It said high CRR for Nigerian banks was credit-negative for the sector as it would restrict banks’ ability to lend and dampen their profitability.
It said the CBN’s decision, designed to reduce excess banking sector liquidity in an attempt to curtail high inflation, clashes with the apex bank’s competing objective to stimulate lending.
“The CRR increase is an example of the kind of unpredictable regulatory intervention, seen especially since 2019, that poses challenges for Nigerian banks”, Fitch Ratings said.
The year 2020 was extremely unkind to mankind, about the worst year ever. Financial service institutions were not exempted.
The banks led the Coalition Alliance Against COVID-19 (CACOVID), the private sector initiative to support healthcare professionals, institutions and governments – by mobilizing private sector leadership and resources to mitigate the impact of the pandemic on business and the people.
A total of N39.64 billion – in kind donations as well as funds, was realized from the initiative as of November 2020.
“Government and the regulatory authorities must support banks in their role as financial intermediaries in the economy; banks are trading with shareholders’ funds and customers’ deposits.

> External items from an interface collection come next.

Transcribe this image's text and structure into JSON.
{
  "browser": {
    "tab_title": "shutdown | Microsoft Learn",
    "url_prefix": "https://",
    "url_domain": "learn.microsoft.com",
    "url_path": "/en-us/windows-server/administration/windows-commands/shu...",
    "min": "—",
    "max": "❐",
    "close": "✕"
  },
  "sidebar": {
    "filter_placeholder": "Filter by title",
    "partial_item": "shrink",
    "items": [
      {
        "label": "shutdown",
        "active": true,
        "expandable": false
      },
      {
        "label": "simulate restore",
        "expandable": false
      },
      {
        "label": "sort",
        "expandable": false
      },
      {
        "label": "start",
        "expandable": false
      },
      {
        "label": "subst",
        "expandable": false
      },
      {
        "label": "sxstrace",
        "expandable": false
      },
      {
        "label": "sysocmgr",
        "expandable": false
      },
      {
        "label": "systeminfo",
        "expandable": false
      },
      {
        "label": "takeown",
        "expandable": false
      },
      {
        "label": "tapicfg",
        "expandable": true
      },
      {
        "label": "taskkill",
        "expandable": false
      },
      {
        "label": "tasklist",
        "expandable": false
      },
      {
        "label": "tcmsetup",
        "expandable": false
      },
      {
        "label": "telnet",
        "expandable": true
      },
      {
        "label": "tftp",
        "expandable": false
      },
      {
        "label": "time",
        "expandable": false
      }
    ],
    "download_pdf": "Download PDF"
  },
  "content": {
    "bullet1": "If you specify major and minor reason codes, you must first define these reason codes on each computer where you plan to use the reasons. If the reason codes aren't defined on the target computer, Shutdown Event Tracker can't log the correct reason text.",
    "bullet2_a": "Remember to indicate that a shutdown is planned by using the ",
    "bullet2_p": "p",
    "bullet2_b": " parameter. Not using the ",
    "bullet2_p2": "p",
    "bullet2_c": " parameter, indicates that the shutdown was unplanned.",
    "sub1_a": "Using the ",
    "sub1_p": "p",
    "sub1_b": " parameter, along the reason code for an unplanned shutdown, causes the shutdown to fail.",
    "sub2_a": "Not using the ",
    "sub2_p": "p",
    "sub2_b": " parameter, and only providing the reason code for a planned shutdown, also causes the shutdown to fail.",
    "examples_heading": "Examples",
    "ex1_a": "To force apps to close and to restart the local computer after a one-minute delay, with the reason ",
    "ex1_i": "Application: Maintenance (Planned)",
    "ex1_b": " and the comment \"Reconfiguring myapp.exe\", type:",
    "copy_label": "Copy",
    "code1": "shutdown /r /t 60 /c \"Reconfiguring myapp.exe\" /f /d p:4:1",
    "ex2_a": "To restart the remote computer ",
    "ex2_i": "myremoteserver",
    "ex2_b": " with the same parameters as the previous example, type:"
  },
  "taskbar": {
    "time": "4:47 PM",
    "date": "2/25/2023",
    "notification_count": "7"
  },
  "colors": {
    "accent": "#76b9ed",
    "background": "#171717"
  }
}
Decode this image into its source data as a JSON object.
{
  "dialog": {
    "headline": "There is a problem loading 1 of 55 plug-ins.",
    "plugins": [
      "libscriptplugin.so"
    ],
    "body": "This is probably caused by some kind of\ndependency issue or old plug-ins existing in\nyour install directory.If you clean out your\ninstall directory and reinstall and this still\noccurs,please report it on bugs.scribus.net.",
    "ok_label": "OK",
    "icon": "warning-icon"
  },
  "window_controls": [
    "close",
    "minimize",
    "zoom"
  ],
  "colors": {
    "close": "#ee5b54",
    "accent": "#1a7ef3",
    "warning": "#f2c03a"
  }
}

This year (2021) is going to be quite challenging for the banks because they only managed to survive the impact of the lockdown, border closure and tight monetary policies of 2020”, said National Chairman, Progressive Shareholders Association of Nigeria (PSAN), Boniface Okezie.